All of the data that follows is to be written out exactly, with images excluded.

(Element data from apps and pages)
· · · · · · ·

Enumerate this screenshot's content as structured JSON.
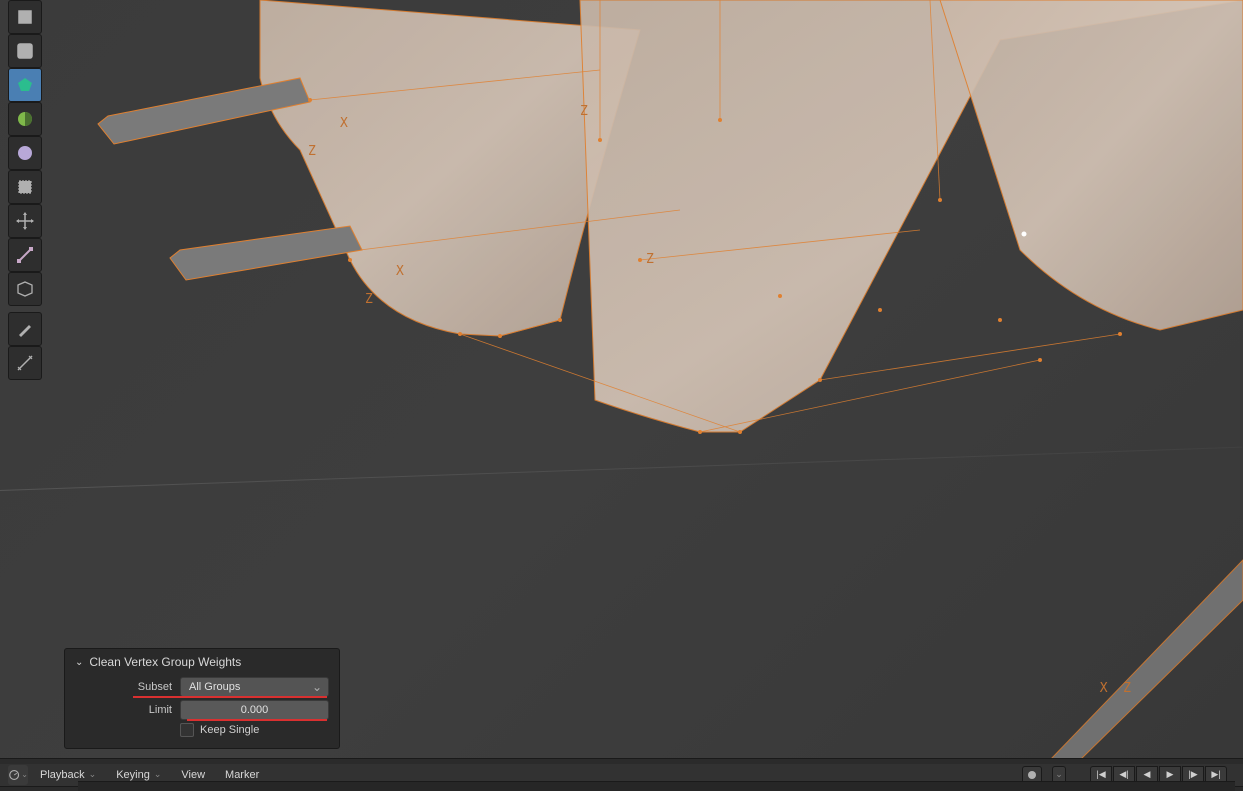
{
  "toolbar": {
    "tools": [
      {
        "name": "cube-tool"
      },
      {
        "name": "zoom-region-tool"
      },
      {
        "name": "face-set-tool"
      },
      {
        "name": "weight-gradient-tool"
      },
      {
        "name": "darken-tool"
      },
      {
        "name": "sample-tool"
      },
      {
        "name": "move-tool"
      },
      {
        "name": "edge-tool"
      },
      {
        "name": "poly-build-tool"
      },
      {
        "name": "annotate-tool"
      },
      {
        "name": "measure-tool"
      }
    ]
  },
  "operator": {
    "title": "Clean Vertex Group Weights",
    "subset_label": "Subset",
    "subset_value": "All Groups",
    "limit_label": "Limit",
    "limit_value": "0.000",
    "keep_single_label": "Keep Single"
  },
  "timeline": {
    "playback": "Playback",
    "keying": "Keying",
    "view": "View",
    "marker": "Marker"
  },
  "axes": {
    "z1": "Z",
    "z2": "Z",
    "z3": "Z",
    "z4": "Z",
    "x1": "X",
    "x2": "X",
    "x3": "X"
  }
}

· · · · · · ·

■ Solution
Enumerate this screenshot's content as structured JSON.
{
  "toolbar": {
    "tools": [
      {
        "name": "cube-tool"
      },
      {
        "name": "zoom-region-tool"
      },
      {
        "name": "face-set-tool"
      },
      {
        "name": "weight-gradient-tool"
      },
      {
        "name": "darken-tool"
      },
      {
        "name": "sample-tool"
      },
      {
        "name": "move-tool"
      },
      {
        "name": "edge-tool"
      },
      {
        "name": "poly-build-tool"
      },
      {
        "name": "annotate-tool"
      },
      {
        "name": "measure-tool"
      }
    ]
  },
  "operator": {
    "title": "Clean Vertex Group Weights",
    "subset_label": "Subset",
    "subset_value": "All Groups",
    "limit_label": "Limit",
    "limit_value": "0.000",
    "keep_single_label": "Keep Single"
  },
  "timeline": {
    "playback": "Playback",
    "keying": "Keying",
    "view": "View",
    "marker": "Marker"
  },
  "axes": {
    "z1": "Z",
    "z2": "Z",
    "z3": "Z",
    "z4": "Z",
    "x1": "X",
    "x2": "X",
    "x3": "X"
  }
}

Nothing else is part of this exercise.